Memoir of D-List Celebrity. I especially enjoyed learning about her background in the Groundlings, her early days in comedy with those who have gone on to A-List status, and how her act evolved into what it is.Why I Picked It Up: I love Kathy. She's funny, smart, and ballsy, and I read good things about her "performance" of the audiobook.Why I Finished It: The delivery was great, like listening to one of her stand-up specials, but also at times very personal and intimate. There were only a few times when it sounded to me like she was reading the book; mostly it was like she was just going off on an ad-lib, using the book as notes.I'd Give It To: Debbie, whose storytelling style sometimes reminds me of Kathy Griffin. But any Kath-eter who enjoys her work will enjoy this.
I freely confess that am an unabashed fan of the stand-up comic Kathy Griffin. I watch My Life on the D-List whenever I get the opportunity (damn you, Charter Communications! Bravo should be a core channel!) and I have seen her perform live at Foxwoods and Boston's Symphony Hall. I enjoy her profanity-laden style of storytelling, even though sometimes I am not so familiar with the pop culture events that she references. Written in a conversational style, Griffin's memoir traces her life from her early days as a binge-eating kid with dreams of showbiz stardom through her many "dues-paying" years in LA to her eventual (semi-) stardom, with pit stops to discuss her abusive brother, unfortunate taste in men, and plastic surgery. Peppered with humorous anecdotes about stars and life in Hollywood, and marked by some curious omissions (Celebrity Mole, anyone?--never mentioned), Griffin's memoir nevertheless portrays a surprisingly human woman who is realistic about the casualties of her career-driven life and who genuinely, touchingly, loves her parents. I started by reading a paper copy of Official Book Club Selection, but ultimately switched to the audio version (read by Griffin herself), which was much more satisfying than trying to imagine her distinctive voice. However, I've just learned that the audio copy is abridged(???), which seems very un-Kathy-like. It certainly wasn't edited for language, I can tell you that much. One of the best parts of the book--off the cuff celebrity skewerings--will also be its ultimate downfall as the references quickly become dated. However, this is all the more reason for Griffin to write a subsequent memoir, this time including even more delicious gossip and entertaining stories about her rise to (semi-) fame.

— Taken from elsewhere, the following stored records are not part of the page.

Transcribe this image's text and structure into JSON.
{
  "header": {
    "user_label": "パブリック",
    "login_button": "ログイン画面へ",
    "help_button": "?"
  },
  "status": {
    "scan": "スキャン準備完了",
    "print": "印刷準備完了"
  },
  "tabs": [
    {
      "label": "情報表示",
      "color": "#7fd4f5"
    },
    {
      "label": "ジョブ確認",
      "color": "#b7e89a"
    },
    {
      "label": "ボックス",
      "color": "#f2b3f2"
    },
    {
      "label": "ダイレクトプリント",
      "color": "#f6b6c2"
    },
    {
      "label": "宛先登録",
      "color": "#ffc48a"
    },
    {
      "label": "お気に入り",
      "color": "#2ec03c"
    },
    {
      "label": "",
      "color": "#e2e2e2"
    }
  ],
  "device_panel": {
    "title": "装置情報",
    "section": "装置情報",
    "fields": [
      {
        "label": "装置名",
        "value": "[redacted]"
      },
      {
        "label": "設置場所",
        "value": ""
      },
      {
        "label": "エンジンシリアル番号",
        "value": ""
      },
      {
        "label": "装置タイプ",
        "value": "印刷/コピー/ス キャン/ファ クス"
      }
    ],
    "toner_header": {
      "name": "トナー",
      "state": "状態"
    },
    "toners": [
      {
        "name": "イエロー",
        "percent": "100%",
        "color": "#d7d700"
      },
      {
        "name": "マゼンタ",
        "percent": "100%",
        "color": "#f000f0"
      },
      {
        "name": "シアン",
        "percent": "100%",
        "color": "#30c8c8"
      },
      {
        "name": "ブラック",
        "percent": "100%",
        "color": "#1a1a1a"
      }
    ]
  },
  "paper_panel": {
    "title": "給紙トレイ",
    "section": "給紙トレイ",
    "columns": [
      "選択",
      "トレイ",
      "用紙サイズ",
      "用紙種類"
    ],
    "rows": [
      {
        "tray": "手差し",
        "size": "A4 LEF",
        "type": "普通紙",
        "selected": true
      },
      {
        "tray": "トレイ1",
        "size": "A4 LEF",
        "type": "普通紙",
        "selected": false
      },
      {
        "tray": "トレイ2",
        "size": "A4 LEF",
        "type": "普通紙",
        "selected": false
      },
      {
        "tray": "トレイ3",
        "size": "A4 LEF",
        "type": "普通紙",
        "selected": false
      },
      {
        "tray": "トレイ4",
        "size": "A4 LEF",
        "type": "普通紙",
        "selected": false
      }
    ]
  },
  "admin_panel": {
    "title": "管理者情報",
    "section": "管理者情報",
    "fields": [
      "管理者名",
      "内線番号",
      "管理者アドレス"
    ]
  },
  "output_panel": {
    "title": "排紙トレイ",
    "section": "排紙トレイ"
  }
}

If you love Kathy Griffin this is a must read/hear. I'm glad I went with the audiobook version because she narrates it herself and it makes it all the more wonderful. Definitely kept me sane in traffic
The picture she posted with cher was adorbs

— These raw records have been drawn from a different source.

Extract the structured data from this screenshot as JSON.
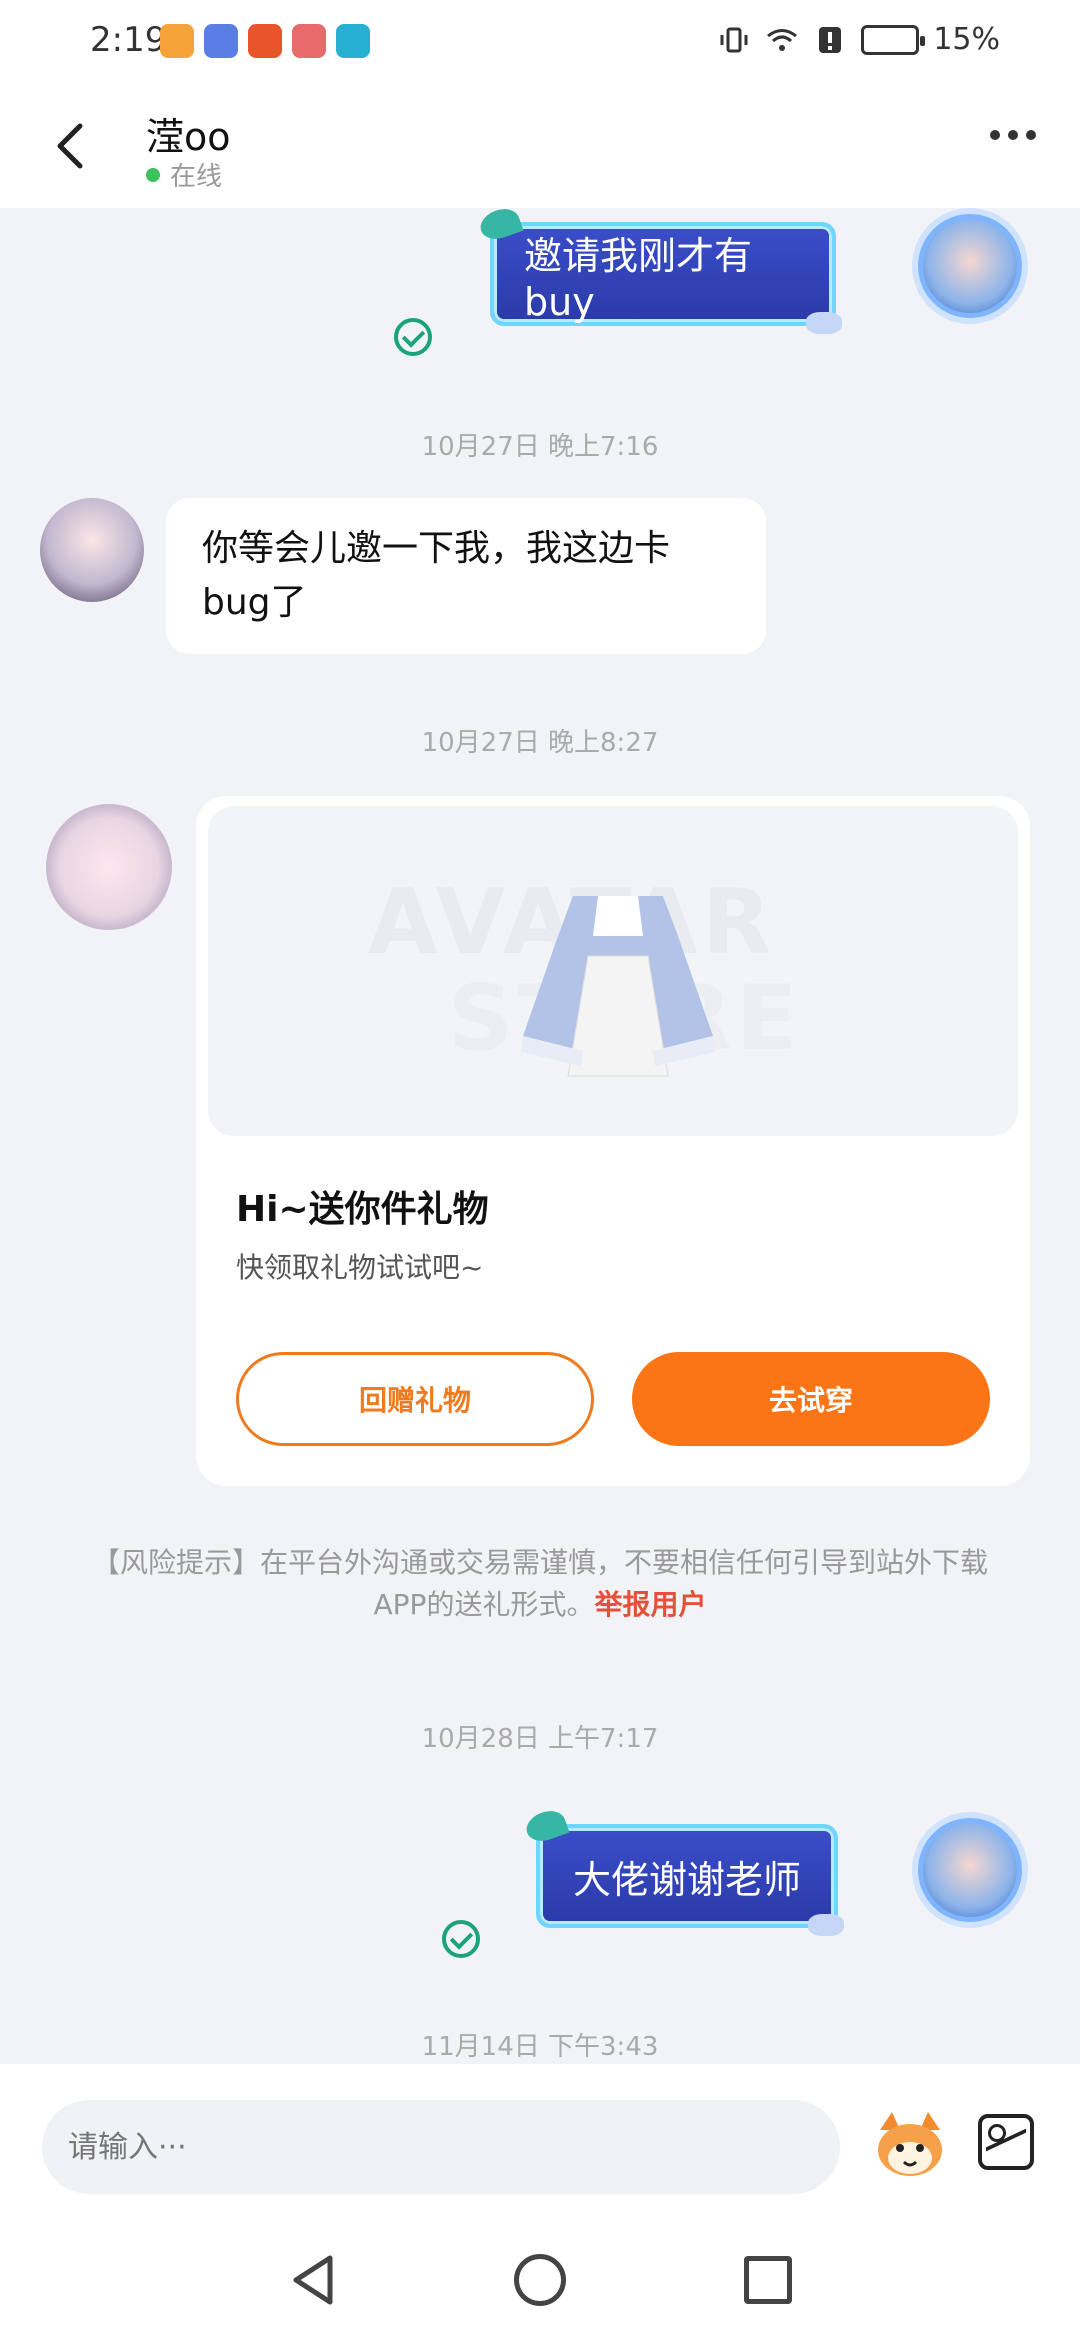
{
  "status_bar": {
    "time": "2:19",
    "battery": "15%",
    "app_icon_colors": [
      "#f7a23b",
      "#5b7de6",
      "#e9552b",
      "#e86b6b",
      "#27b0d1"
    ]
  },
  "header": {
    "contact_name": "滢oo",
    "presence": "在线",
    "presence_color": "#3bc25a"
  },
  "messages": {
    "m1": {
      "text": "邀请我刚才有buy"
    },
    "t1": "10月27日 晚上7:16",
    "m2": {
      "text": "你等会儿邀一下我，我这边卡bug了"
    },
    "t2": "10月27日 晚上8:27",
    "gift": {
      "watermark_line1": "AVATAR",
      "watermark_line2": "STORE",
      "title": "Hi~送你件礼物",
      "subtitle": "快领取礼物试试吧~",
      "return_gift_label": "回赠礼物",
      "try_on_label": "去试穿"
    },
    "risk": {
      "text": "【风险提示】在平台外沟通或交易需谨慎，不要相信任何引导到站外下载APP的送礼形式。",
      "report_link": "举报用户"
    },
    "t3": "10月28日 上午7:17",
    "m3": {
      "text": "大佬谢谢老师"
    },
    "t4": "11月14日 下午3:43"
  },
  "input_bar": {
    "placeholder": "请输入···"
  },
  "colors": {
    "accent_orange": "#fb7415",
    "read_check": "#1ba37b",
    "report_red": "#e4513a"
  }
}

Basically comes across as a hater and a bully . She says some mean things she didn't really back up.
Holding mask of prez's head, dripping blood. Not a good read
You couldn't pay me enough to read this book she isn' t funny she is rude, and annoying,loud can't believe she has fans

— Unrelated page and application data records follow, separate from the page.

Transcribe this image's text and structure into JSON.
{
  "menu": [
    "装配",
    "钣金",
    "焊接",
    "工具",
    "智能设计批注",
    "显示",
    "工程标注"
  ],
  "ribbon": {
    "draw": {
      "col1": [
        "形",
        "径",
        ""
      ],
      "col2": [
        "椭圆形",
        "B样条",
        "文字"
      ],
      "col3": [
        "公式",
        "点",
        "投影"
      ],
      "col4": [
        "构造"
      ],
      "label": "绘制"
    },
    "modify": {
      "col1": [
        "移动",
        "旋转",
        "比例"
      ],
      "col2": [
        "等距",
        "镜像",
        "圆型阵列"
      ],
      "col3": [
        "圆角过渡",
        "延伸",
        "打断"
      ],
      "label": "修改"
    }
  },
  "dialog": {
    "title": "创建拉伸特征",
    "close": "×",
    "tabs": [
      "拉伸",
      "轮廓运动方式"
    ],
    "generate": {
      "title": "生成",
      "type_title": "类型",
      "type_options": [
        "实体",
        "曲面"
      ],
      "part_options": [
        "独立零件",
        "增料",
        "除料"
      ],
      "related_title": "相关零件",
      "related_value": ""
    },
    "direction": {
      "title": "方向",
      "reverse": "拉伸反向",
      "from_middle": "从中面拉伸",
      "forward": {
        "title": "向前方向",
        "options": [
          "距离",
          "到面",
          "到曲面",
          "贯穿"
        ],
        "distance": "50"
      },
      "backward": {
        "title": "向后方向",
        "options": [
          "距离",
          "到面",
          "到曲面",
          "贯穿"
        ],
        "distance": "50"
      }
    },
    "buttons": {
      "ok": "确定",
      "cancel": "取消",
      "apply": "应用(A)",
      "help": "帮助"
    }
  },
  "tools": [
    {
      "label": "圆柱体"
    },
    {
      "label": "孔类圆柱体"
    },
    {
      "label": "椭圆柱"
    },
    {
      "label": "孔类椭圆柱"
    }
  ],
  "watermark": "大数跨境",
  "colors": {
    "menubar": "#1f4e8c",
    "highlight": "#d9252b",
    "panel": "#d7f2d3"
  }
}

Hilarious and revealing Kathy pulls no punches, just what you would expect. Its a fast read and leaves one wanting more.
I only wished she would have written about why she didn't want or couldn't have kids.